The war on terror has created trepidation among the champions of human rights, international law and ‘non-state actors’ (such as international organizations and non-governmental organizations, or NGOs). They fear that their past political gains are now being rolled back by a reinvigorated politics of state security, based on military conquest, the trampling of human rights and the subversion of international law and cooperation. One of the leading proponents of global civil society, Mary Kaldor, has poignantly expressed this sentiment:
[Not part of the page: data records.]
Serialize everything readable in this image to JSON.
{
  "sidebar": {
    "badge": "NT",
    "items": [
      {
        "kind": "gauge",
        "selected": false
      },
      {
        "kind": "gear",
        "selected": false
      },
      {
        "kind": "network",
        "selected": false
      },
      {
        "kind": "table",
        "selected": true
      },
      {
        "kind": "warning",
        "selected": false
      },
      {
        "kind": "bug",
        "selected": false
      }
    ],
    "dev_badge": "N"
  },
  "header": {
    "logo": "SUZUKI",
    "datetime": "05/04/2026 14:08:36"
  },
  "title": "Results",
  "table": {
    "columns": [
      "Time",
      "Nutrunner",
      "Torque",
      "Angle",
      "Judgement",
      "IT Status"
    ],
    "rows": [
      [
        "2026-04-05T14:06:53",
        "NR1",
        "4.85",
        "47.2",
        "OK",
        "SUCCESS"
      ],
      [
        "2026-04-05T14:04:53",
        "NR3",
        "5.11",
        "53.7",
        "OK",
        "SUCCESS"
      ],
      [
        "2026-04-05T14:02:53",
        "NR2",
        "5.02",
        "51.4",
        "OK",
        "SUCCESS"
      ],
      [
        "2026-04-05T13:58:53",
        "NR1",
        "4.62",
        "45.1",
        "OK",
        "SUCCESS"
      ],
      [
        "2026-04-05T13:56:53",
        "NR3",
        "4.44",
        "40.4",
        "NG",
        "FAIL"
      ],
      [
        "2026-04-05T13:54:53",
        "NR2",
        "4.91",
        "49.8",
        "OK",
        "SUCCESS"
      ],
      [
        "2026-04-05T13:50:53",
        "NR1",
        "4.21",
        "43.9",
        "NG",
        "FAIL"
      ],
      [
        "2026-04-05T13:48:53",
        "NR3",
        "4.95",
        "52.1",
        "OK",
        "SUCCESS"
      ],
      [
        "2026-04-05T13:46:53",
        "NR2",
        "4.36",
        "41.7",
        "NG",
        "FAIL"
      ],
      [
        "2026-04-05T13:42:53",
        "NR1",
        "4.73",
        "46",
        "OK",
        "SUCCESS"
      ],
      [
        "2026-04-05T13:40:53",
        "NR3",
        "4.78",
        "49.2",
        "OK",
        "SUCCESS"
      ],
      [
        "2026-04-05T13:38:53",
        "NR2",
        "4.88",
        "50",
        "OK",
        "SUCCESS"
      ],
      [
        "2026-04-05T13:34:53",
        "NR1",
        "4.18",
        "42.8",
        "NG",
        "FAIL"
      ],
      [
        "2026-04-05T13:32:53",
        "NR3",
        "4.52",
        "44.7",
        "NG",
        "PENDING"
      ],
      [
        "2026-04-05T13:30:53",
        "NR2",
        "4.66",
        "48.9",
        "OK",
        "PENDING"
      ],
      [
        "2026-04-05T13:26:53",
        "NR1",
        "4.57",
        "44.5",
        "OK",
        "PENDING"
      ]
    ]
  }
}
Will we look back on the last decade as the ‘happy Nineties’? Was it an interregnum between global conflicts when utopian ideas like global civil society, human rights, a global rule of law, or global social justice seemed possible? Or was it, on another interpretation, the moment when global civil society came of age?1